(Website and app data records)
————————

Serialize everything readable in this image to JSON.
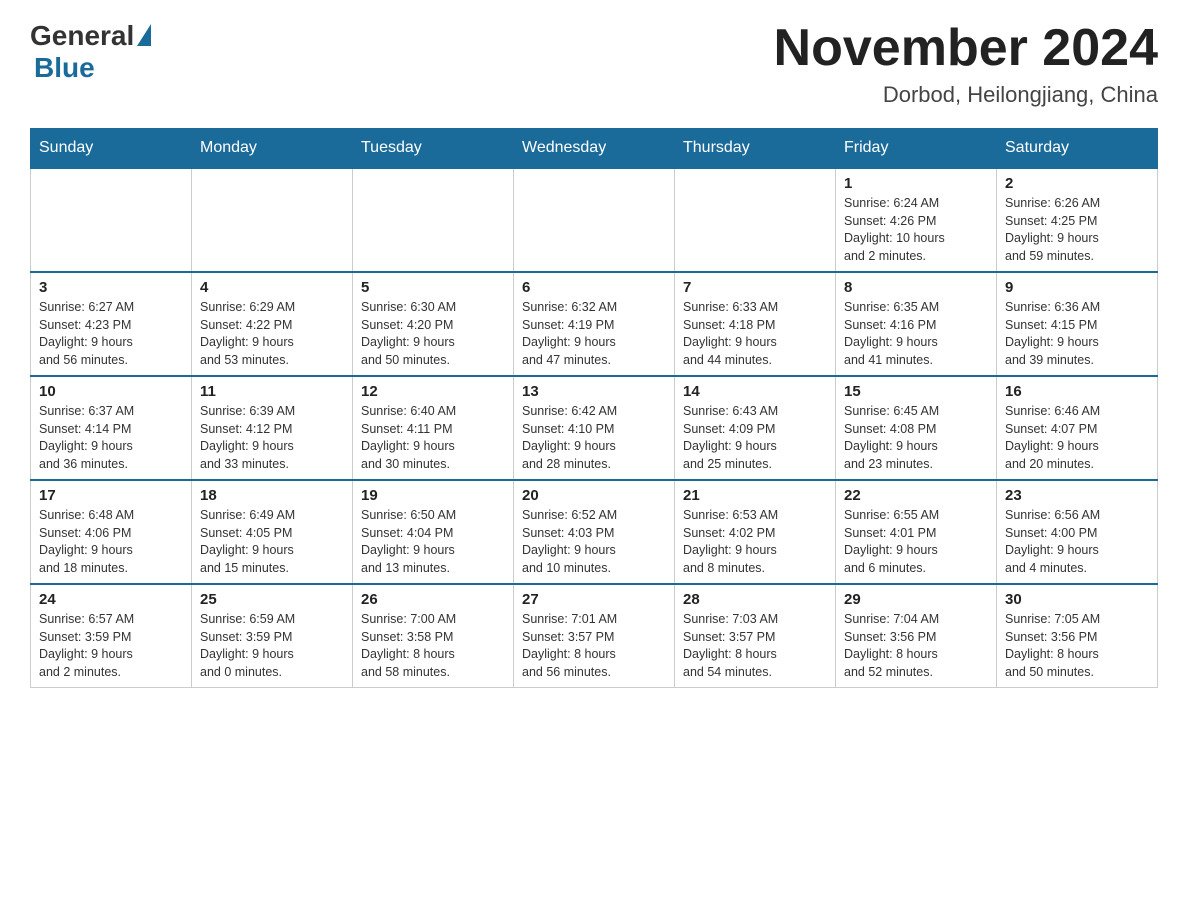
{
  "header": {
    "logo_general": "General",
    "logo_blue": "Blue",
    "month_title": "November 2024",
    "location": "Dorbod, Heilongjiang, China"
  },
  "weekdays": [
    "Sunday",
    "Monday",
    "Tuesday",
    "Wednesday",
    "Thursday",
    "Friday",
    "Saturday"
  ],
  "weeks": [
    [
      {
        "day": "",
        "info": ""
      },
      {
        "day": "",
        "info": ""
      },
      {
        "day": "",
        "info": ""
      },
      {
        "day": "",
        "info": ""
      },
      {
        "day": "",
        "info": ""
      },
      {
        "day": "1",
        "info": "Sunrise: 6:24 AM\nSunset: 4:26 PM\nDaylight: 10 hours\nand 2 minutes."
      },
      {
        "day": "2",
        "info": "Sunrise: 6:26 AM\nSunset: 4:25 PM\nDaylight: 9 hours\nand 59 minutes."
      }
    ],
    [
      {
        "day": "3",
        "info": "Sunrise: 6:27 AM\nSunset: 4:23 PM\nDaylight: 9 hours\nand 56 minutes."
      },
      {
        "day": "4",
        "info": "Sunrise: 6:29 AM\nSunset: 4:22 PM\nDaylight: 9 hours\nand 53 minutes."
      },
      {
        "day": "5",
        "info": "Sunrise: 6:30 AM\nSunset: 4:20 PM\nDaylight: 9 hours\nand 50 minutes."
      },
      {
        "day": "6",
        "info": "Sunrise: 6:32 AM\nSunset: 4:19 PM\nDaylight: 9 hours\nand 47 minutes."
      },
      {
        "day": "7",
        "info": "Sunrise: 6:33 AM\nSunset: 4:18 PM\nDaylight: 9 hours\nand 44 minutes."
      },
      {
        "day": "8",
        "info": "Sunrise: 6:35 AM\nSunset: 4:16 PM\nDaylight: 9 hours\nand 41 minutes."
      },
      {
        "day": "9",
        "info": "Sunrise: 6:36 AM\nSunset: 4:15 PM\nDaylight: 9 hours\nand 39 minutes."
      }
    ],
    [
      {
        "day": "10",
        "info": "Sunrise: 6:37 AM\nSunset: 4:14 PM\nDaylight: 9 hours\nand 36 minutes."
      },
      {
        "day": "11",
        "info": "Sunrise: 6:39 AM\nSunset: 4:12 PM\nDaylight: 9 hours\nand 33 minutes."
      },
      {
        "day": "12",
        "info": "Sunrise: 6:40 AM\nSunset: 4:11 PM\nDaylight: 9 hours\nand 30 minutes."
      },
      {
        "day": "13",
        "info": "Sunrise: 6:42 AM\nSunset: 4:10 PM\nDaylight: 9 hours\nand 28 minutes."
      },
      {
        "day": "14",
        "info": "Sunrise: 6:43 AM\nSunset: 4:09 PM\nDaylight: 9 hours\nand 25 minutes."
      },
      {
        "day": "15",
        "info": "Sunrise: 6:45 AM\nSunset: 4:08 PM\nDaylight: 9 hours\nand 23 minutes."
      },
      {
        "day": "16",
        "info": "Sunrise: 6:46 AM\nSunset: 4:07 PM\nDaylight: 9 hours\nand 20 minutes."
      }
    ],
    [
      {
        "day": "17",
        "info": "Sunrise: 6:48 AM\nSunset: 4:06 PM\nDaylight: 9 hours\nand 18 minutes."
      },
      {
        "day": "18",
        "info": "Sunrise: 6:49 AM\nSunset: 4:05 PM\nDaylight: 9 hours\nand 15 minutes."
      },
      {
        "day": "19",
        "info": "Sunrise: 6:50 AM\nSunset: 4:04 PM\nDaylight: 9 hours\nand 13 minutes."
      },
      {
        "day": "20",
        "info": "Sunrise: 6:52 AM\nSunset: 4:03 PM\nDaylight: 9 hours\nand 10 minutes."
      },
      {
        "day": "21",
        "info": "Sunrise: 6:53 AM\nSunset: 4:02 PM\nDaylight: 9 hours\nand 8 minutes."
      },
      {
        "day": "22",
        "info": "Sunrise: 6:55 AM\nSunset: 4:01 PM\nDaylight: 9 hours\nand 6 minutes."
      },
      {
        "day": "23",
        "info": "Sunrise: 6:56 AM\nSunset: 4:00 PM\nDaylight: 9 hours\nand 4 minutes."
      }
    ],
    [
      {
        "day": "24",
        "info": "Sunrise: 6:57 AM\nSunset: 3:59 PM\nDaylight: 9 hours\nand 2 minutes."
      },
      {
        "day": "25",
        "info": "Sunrise: 6:59 AM\nSunset: 3:59 PM\nDaylight: 9 hours\nand 0 minutes."
      },
      {
        "day": "26",
        "info": "Sunrise: 7:00 AM\nSunset: 3:58 PM\nDaylight: 8 hours\nand 58 minutes."
      },
      {
        "day": "27",
        "info": "Sunrise: 7:01 AM\nSunset: 3:57 PM\nDaylight: 8 hours\nand 56 minutes."
      },
      {
        "day": "28",
        "info": "Sunrise: 7:03 AM\nSunset: 3:57 PM\nDaylight: 8 hours\nand 54 minutes."
      },
      {
        "day": "29",
        "info": "Sunrise: 7:04 AM\nSunset: 3:56 PM\nDaylight: 8 hours\nand 52 minutes."
      },
      {
        "day": "30",
        "info": "Sunrise: 7:05 AM\nSunset: 3:56 PM\nDaylight: 8 hours\nand 50 minutes."
      }
    ]
  ]
}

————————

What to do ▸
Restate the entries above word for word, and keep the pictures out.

Result below ▸
Serialize everything readable in this image to JSON.
{
  "header": {
    "logo_general": "General",
    "logo_blue": "Blue",
    "month_title": "November 2024",
    "location": "Dorbod, Heilongjiang, China"
  },
  "weekdays": [
    "Sunday",
    "Monday",
    "Tuesday",
    "Wednesday",
    "Thursday",
    "Friday",
    "Saturday"
  ],
  "weeks": [
    [
      {
        "day": "",
        "info": ""
      },
      {
        "day": "",
        "info": ""
      },
      {
        "day": "",
        "info": ""
      },
      {
        "day": "",
        "info": ""
      },
      {
        "day": "",
        "info": ""
      },
      {
        "day": "1",
        "info": "Sunrise: 6:24 AM\nSunset: 4:26 PM\nDaylight: 10 hours\nand 2 minutes."
      },
      {
        "day": "2",
        "info": "Sunrise: 6:26 AM\nSunset: 4:25 PM\nDaylight: 9 hours\nand 59 minutes."
      }
    ],
    [
      {
        "day": "3",
        "info": "Sunrise: 6:27 AM\nSunset: 4:23 PM\nDaylight: 9 hours\nand 56 minutes."
      },
      {
        "day": "4",
        "info": "Sunrise: 6:29 AM\nSunset: 4:22 PM\nDaylight: 9 hours\nand 53 minutes."
      },
      {
        "day": "5",
        "info": "Sunrise: 6:30 AM\nSunset: 4:20 PM\nDaylight: 9 hours\nand 50 minutes."
      },
      {
        "day": "6",
        "info": "Sunrise: 6:32 AM\nSunset: 4:19 PM\nDaylight: 9 hours\nand 47 minutes."
      },
      {
        "day": "7",
        "info": "Sunrise: 6:33 AM\nSunset: 4:18 PM\nDaylight: 9 hours\nand 44 minutes."
      },
      {
        "day": "8",
        "info": "Sunrise: 6:35 AM\nSunset: 4:16 PM\nDaylight: 9 hours\nand 41 minutes."
      },
      {
        "day": "9",
        "info": "Sunrise: 6:36 AM\nSunset: 4:15 PM\nDaylight: 9 hours\nand 39 minutes."
      }
    ],
    [
      {
        "day": "10",
        "info": "Sunrise: 6:37 AM\nSunset: 4:14 PM\nDaylight: 9 hours\nand 36 minutes."
      },
      {
        "day": "11",
        "info": "Sunrise: 6:39 AM\nSunset: 4:12 PM\nDaylight: 9 hours\nand 33 minutes."
      },
      {
        "day": "12",
        "info": "Sunrise: 6:40 AM\nSunset: 4:11 PM\nDaylight: 9 hours\nand 30 minutes."
      },
      {
        "day": "13",
        "info": "Sunrise: 6:42 AM\nSunset: 4:10 PM\nDaylight: 9 hours\nand 28 minutes."
      },
      {
        "day": "14",
        "info": "Sunrise: 6:43 AM\nSunset: 4:09 PM\nDaylight: 9 hours\nand 25 minutes."
      },
      {
        "day": "15",
        "info": "Sunrise: 6:45 AM\nSunset: 4:08 PM\nDaylight: 9 hours\nand 23 minutes."
      },
      {
        "day": "16",
        "info": "Sunrise: 6:46 AM\nSunset: 4:07 PM\nDaylight: 9 hours\nand 20 minutes."
      }
    ],
    [
      {
        "day": "17",
        "info": "Sunrise: 6:48 AM\nSunset: 4:06 PM\nDaylight: 9 hours\nand 18 minutes."
      },
      {
        "day": "18",
        "info": "Sunrise: 6:49 AM\nSunset: 4:05 PM\nDaylight: 9 hours\nand 15 minutes."
      },
      {
        "day": "19",
        "info": "Sunrise: 6:50 AM\nSunset: 4:04 PM\nDaylight: 9 hours\nand 13 minutes."
      },
      {
        "day": "20",
        "info": "Sunrise: 6:52 AM\nSunset: 4:03 PM\nDaylight: 9 hours\nand 10 minutes."
      },
      {
        "day": "21",
        "info": "Sunrise: 6:53 AM\nSunset: 4:02 PM\nDaylight: 9 hours\nand 8 minutes."
      },
      {
        "day": "22",
        "info": "Sunrise: 6:55 AM\nSunset: 4:01 PM\nDaylight: 9 hours\nand 6 minutes."
      },
      {
        "day": "23",
        "info": "Sunrise: 6:56 AM\nSunset: 4:00 PM\nDaylight: 9 hours\nand 4 minutes."
      }
    ],
    [
      {
        "day": "24",
        "info": "Sunrise: 6:57 AM\nSunset: 3:59 PM\nDaylight: 9 hours\nand 2 minutes."
      },
      {
        "day": "25",
        "info": "Sunrise: 6:59 AM\nSunset: 3:59 PM\nDaylight: 9 hours\nand 0 minutes."
      },
      {
        "day": "26",
        "info": "Sunrise: 7:00 AM\nSunset: 3:58 PM\nDaylight: 8 hours\nand 58 minutes."
      },
      {
        "day": "27",
        "info": "Sunrise: 7:01 AM\nSunset: 3:57 PM\nDaylight: 8 hours\nand 56 minutes."
      },
      {
        "day": "28",
        "info": "Sunrise: 7:03 AM\nSunset: 3:57 PM\nDaylight: 8 hours\nand 54 minutes."
      },
      {
        "day": "29",
        "info": "Sunrise: 7:04 AM\nSunset: 3:56 PM\nDaylight: 8 hours\nand 52 minutes."
      },
      {
        "day": "30",
        "info": "Sunrise: 7:05 AM\nSunset: 3:56 PM\nDaylight: 8 hours\nand 50 minutes."
      }
    ]
  ]
}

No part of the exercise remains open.